DATASET CONTENT
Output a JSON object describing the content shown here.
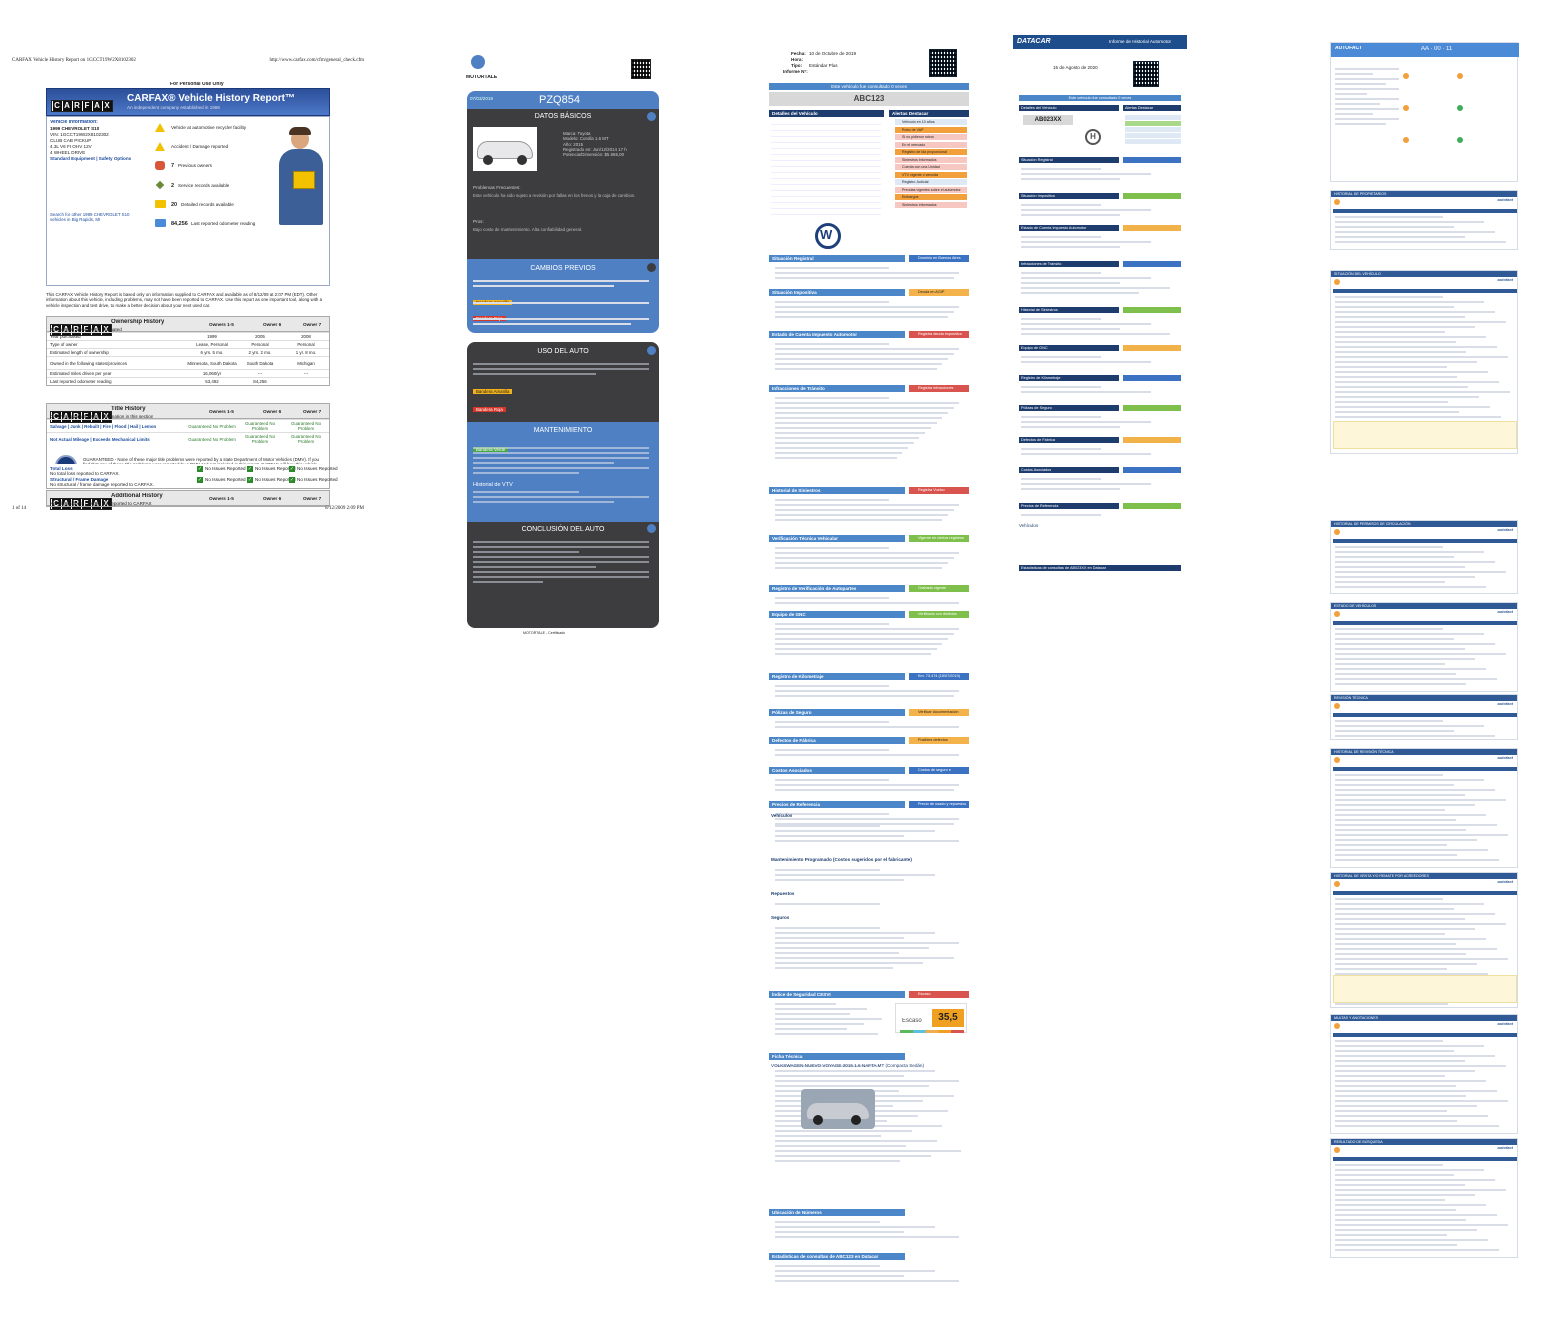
{
  "carfax": {
    "header_left": "CARFAX Vehicle History Report on 1GCCT19W2X8102302",
    "header_right": "http://www.carfax.com/cfm/general_check.cfm",
    "personal_use": "For Personal Use Only",
    "brand": "CARFAX",
    "report_title": "CARFAX® Vehicle History Report™",
    "report_sub": "An independent company established in 1986",
    "vehicle_info_label": "Vehicle Information:",
    "vehicle_lines": [
      "1999 CHEVROLET S10",
      "VIN: 1GCCT19W2X8102302",
      "CLUB CAB PICKUP",
      "4.3L V6 FI OHV 12V",
      "4 WHEEL DRIVE"
    ],
    "vehicle_links": "Standard Equipment | Safety Options",
    "search_text": "Search for other 1999 CHEVROLET S10 vehicles in Big Rapids, MI",
    "highlights": [
      {
        "icon": "warning-icon",
        "text": "Vehicle at automotive recycler facility"
      },
      {
        "icon": "warning-icon",
        "text": "Accident / Damage reported"
      },
      {
        "icon": "owners-icon",
        "num": "7",
        "text": "Previous owners"
      },
      {
        "icon": "service-icon",
        "num": "2",
        "text": "Service records available"
      },
      {
        "icon": "records-icon",
        "num": "20",
        "text": "Detailed records available"
      },
      {
        "icon": "odometer-icon",
        "num": "84,256",
        "text": "Last reported odometer reading"
      }
    ],
    "intro": "This CARFAX Vehicle History Report is based only on information supplied to CARFAX and available as of 8/12/09 at 2:07 PM (EDT). Other information about this vehicle, including problems, may not have been reported to CARFAX. Use this report as one important tool, along with a vehicle inspection and test drive, to make a better decision about your next used car.",
    "ownership": {
      "title": "Ownership History",
      "sub": "The number of owners is estimated",
      "cols": [
        "Owners 1-5",
        "Owner 6",
        "Owner 7"
      ],
      "rows": [
        [
          "Year purchased",
          "1999",
          "2005",
          "2008"
        ],
        [
          "Type of owner",
          "Lease, Personal",
          "Personal",
          "Personal"
        ],
        [
          "Estimated length of ownership",
          "6 yrs. 5 mo.",
          "2 yrs. 2 mo.",
          "1 yr. 8 mo."
        ],
        [
          "Owned in the following states/provinces",
          "Minnesota, South Dakota",
          "South Dakota",
          "Michigan"
        ],
        [
          "Estimated miles driven per year",
          "16,060/yr",
          "---",
          "---"
        ],
        [
          "Last reported odometer reading",
          "53,492",
          "84,256",
          ""
        ]
      ]
    },
    "title_history": {
      "title": "Title History",
      "sub": "CARFAX guarantees the information in this section",
      "cols": [
        "Owners 1-5",
        "Owner 6",
        "Owner 7"
      ],
      "rows": [
        [
          "Salvage | Junk | Rebuilt | Fire | Flood | Hail | Lemon",
          "Guaranteed No Problem",
          "Guaranteed No Problem",
          "Guaranteed No Problem"
        ],
        [
          "Not Actual Mileage | Exceeds Mechanical Limits",
          "Guaranteed No Problem",
          "Guaranteed No Problem",
          "Guaranteed No Problem"
        ]
      ],
      "guarantee": "GUARANTEED - None of these major title problems were reported by a state Department of Motor Vehicles (DMV). If you find that any of these title problems were reported by a DMV and not included in this report, CARFAX will buy this vehicle back. Register | View Terms"
    },
    "additional": {
      "title": "Additional History",
      "sub": "Not all accidents / issues are reported to CARFAX",
      "cols": [
        "Owners 1-5",
        "Owner 6",
        "Owner 7"
      ],
      "rows": [
        [
          "Total Loss",
          "No total loss reported to CARFAX.",
          "No Issues Reported",
          "No Issues Reported",
          "No Issues Reported"
        ],
        [
          "Structural / Frame Damage",
          "No structural / frame damage reported to CARFAX.",
          "No Issues Reported",
          "No Issues Reported",
          "No Issues Reported"
        ]
      ]
    },
    "footer_left": "1 of 14",
    "footer_right": "8/12/2009 2:09 PM"
  },
  "motortale": {
    "brand": "MOTORTALE",
    "date": "07/03/2019",
    "plate": "PZQ854",
    "datos_title": "DATOS BÁSICOS",
    "datos_lines": [
      "Marca: Toyota",
      "Modelo: Corolla 1.6 MT",
      "Año: 2015",
      "Registrado en: Jun/12/2014 17 h",
      "Potencia/Dimensión: $5.555,00"
    ],
    "problems_title": "Problemas Frecuentes:",
    "problems_text": "Este vehículo ha sido sujeto a revisión por fallas en los frenos y la caja de cambios.",
    "pros_title": "Pros:",
    "pros_text": "Bajo costo de mantenimiento. Alta confiabilidad general.",
    "cambios_title": "CAMBIOS PREVIOS",
    "bandera_amarilla": "Bandera Amarilla",
    "bandera_roja": "Bandera Roja",
    "bandera_verde": "Bandera Verde",
    "uso_title": "USO DEL AUTO",
    "mant_title": "MANTENIMIENTO",
    "historial_vtv": "Historial de VTV",
    "conclusion_title": "CONCLUSIÓN DEL AUTO",
    "footer": "MOTORTALE - Certificado"
  },
  "ab_report": {
    "fecha_label": "Fecha:",
    "fecha": "10 de Octubre de 2019",
    "hora_label": "Hora:",
    "tipo_label": "Tipo:",
    "tipo": "Estándar Plus",
    "informe_label": "Informe N°:",
    "consult_bar": "Este vehículo fue consultado 0 veces",
    "plate": "ABC123",
    "detalles": "Detalles del Vehículo",
    "alertas": "Alertas Destacar",
    "alert_items": [
      "Vehículo en 10 años",
      "Robo de VAP",
      "Si no pidieron robos",
      "En el mercado",
      "Registro de ida proporcional",
      "Siniestros informados",
      "Cuenta con una Unidad",
      "VTV vigente o vencida",
      "Registro Judicial",
      "Prendas vigentes sobre el automotor",
      "Embargos",
      "Siniestros informados"
    ],
    "sections": [
      {
        "title": "Situación Registral",
        "status": "Dominio en Buenos Aires",
        "cls": "st-b"
      },
      {
        "title": "Situación Impositiva",
        "status": "Deuda en AGIP",
        "cls": "st-o"
      },
      {
        "title": "Estado de Cuenta Impuesto Automotor",
        "status": "Registra deuda impositiva",
        "cls": "st-r"
      },
      {
        "title": "Infracciones de Tránsito",
        "status": "Registra infracciones",
        "cls": "st-r"
      },
      {
        "title": "Historial de Siniestros",
        "status": "Registra Vuelco",
        "cls": "st-r"
      },
      {
        "title": "Verificación Técnica Vehicular",
        "status": "Vigente en ciertos registros",
        "cls": "st-g"
      },
      {
        "title": "Registro de Verificación de Autopartes",
        "status": "Grabado vigente",
        "cls": "st-g"
      },
      {
        "title": "Equipo de GNC",
        "status": "Verificado con distintos registros",
        "cls": "st-g"
      },
      {
        "title": "Registro de Kilometraje",
        "status": "Km. 73.474 (15/07/2019)",
        "cls": "st-b"
      },
      {
        "title": "Pólizas de Seguro",
        "status": "Verificar documentación",
        "cls": "st-o"
      },
      {
        "title": "Defectos de Fábrica",
        "status": "Posibles defectos",
        "cls": "st-o"
      },
      {
        "title": "Costos Asociados",
        "status": "Costos de seguro e impuestos",
        "cls": "st-b"
      },
      {
        "title": "Precios de Referencia",
        "status": "Precio de usado y repuestos",
        "cls": "st-b"
      }
    ],
    "vehiculos": "Vehículos",
    "mantenimiento": "Mantenimiento Programado (Costos sugeridos por el fabricante)",
    "repuestos": "Repuestos",
    "seguros": "Seguros",
    "indice": "Índice de Seguridad CESVI",
    "indice_label": "Escaso",
    "indice_value": "35,5",
    "indice_status": "Escaso",
    "ficha": "Ficha Técnica",
    "ficha_model": "VOLKSWAGEN NUEVO VOYAGE 2015 1.6 NAFTA MT (Compacta Sedán)",
    "ubicacion": "Ubicación de Números",
    "estadisticas": "Estadísticas de consultas de ABC123 en Datacar"
  },
  "ab2": {
    "brand": "DATACAR",
    "header": "Informe de Historial Automotor",
    "fecha": "15 de Agosto de 2020",
    "consult_bar": "Este vehículo fue consultado 0 veces",
    "plate": "AB023XX",
    "detalles": "Detalles del Vehículo",
    "alertas": "Alertas Destacar",
    "sections": [
      "Situación Registral",
      "Situación Impositiva",
      "Estado de Cuenta Impuesto Automotor",
      "Infracciones de Tránsito",
      "Historial de Siniestros",
      "Equipo de GNC",
      "Registro de Kilometraje",
      "Pólizas de Seguro",
      "Defectos de Fábrica",
      "Costos Asociados",
      "Precios de Referencia"
    ],
    "vehiculos": "Vehículos",
    "estadisticas": "Estadísticas de consultas de AB023XX en Datacar"
  },
  "autofact": {
    "brand": "AUTOFACT",
    "plate": "AA · 00 · 11",
    "sections": [
      "HISTORIAL DE PROPIETARIOS",
      "SITUACIÓN DEL VEHÍCULO",
      "HISTORIAL DE PERMISOS DE CIRCULACIÓN",
      "ESTADO DE VEHÍCULOS",
      "REVISIÓN TÉCNICA",
      "HISTORIAL DE REVISIÓN TÉCNICA",
      "HISTORIAL DE VENTA Y/O REMATE POR ACREEDORES",
      "MULTAS Y ANOTACIONES",
      "RESULTADO DE BÚSQUEDA"
    ],
    "link": "autofact"
  }
}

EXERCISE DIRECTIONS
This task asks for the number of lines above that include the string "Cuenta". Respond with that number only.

WRITTEN RESPONSE
3